Entries from a dataset of interfaces:
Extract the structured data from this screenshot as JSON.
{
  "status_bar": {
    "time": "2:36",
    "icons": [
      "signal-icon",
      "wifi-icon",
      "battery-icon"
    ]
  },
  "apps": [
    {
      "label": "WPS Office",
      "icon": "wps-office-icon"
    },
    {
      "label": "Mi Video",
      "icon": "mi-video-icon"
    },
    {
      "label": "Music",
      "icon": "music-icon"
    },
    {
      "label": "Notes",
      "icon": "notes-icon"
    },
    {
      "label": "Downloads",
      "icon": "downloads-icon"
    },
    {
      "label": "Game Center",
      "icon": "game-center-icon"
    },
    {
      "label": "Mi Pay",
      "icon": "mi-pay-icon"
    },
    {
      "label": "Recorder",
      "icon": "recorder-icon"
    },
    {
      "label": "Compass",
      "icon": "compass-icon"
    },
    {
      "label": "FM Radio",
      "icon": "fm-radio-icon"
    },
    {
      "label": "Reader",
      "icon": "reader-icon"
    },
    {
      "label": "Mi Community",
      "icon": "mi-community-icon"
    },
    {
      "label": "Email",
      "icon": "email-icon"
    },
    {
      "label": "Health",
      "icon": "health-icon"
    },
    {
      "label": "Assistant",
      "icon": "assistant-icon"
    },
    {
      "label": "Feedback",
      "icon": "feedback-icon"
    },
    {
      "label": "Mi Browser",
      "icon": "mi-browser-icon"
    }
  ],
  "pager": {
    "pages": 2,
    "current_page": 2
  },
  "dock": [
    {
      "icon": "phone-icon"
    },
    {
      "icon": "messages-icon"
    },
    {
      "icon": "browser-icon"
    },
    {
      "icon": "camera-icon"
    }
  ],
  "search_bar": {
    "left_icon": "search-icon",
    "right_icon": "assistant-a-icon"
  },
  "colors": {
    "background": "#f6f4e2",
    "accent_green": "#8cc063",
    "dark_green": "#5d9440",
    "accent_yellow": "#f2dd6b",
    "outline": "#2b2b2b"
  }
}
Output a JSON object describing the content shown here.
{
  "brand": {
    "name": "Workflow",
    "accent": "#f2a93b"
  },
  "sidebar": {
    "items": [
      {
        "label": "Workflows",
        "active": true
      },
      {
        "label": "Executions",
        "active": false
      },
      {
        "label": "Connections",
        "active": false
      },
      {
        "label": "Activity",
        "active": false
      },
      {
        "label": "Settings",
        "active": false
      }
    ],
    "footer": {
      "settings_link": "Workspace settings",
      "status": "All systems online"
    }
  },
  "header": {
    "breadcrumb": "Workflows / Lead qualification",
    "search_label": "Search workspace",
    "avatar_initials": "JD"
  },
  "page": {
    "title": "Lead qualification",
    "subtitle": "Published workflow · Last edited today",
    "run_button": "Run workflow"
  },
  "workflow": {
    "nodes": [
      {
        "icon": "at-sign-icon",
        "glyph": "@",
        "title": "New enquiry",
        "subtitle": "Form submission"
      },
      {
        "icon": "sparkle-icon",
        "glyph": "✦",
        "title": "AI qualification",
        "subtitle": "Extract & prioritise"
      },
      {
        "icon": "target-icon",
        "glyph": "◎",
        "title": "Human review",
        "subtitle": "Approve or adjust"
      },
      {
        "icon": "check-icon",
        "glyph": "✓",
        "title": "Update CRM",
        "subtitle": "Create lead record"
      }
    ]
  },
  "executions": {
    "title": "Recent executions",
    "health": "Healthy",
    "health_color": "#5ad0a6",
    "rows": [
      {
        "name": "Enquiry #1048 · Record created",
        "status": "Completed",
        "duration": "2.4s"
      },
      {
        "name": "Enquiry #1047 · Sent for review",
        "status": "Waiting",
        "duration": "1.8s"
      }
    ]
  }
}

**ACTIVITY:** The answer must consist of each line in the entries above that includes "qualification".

**YOUR SOLUTION:**
    "breadcrumb": "Workflows / Lead qualification",
    "title": "Lead qualification",
        "title": "AI qualification",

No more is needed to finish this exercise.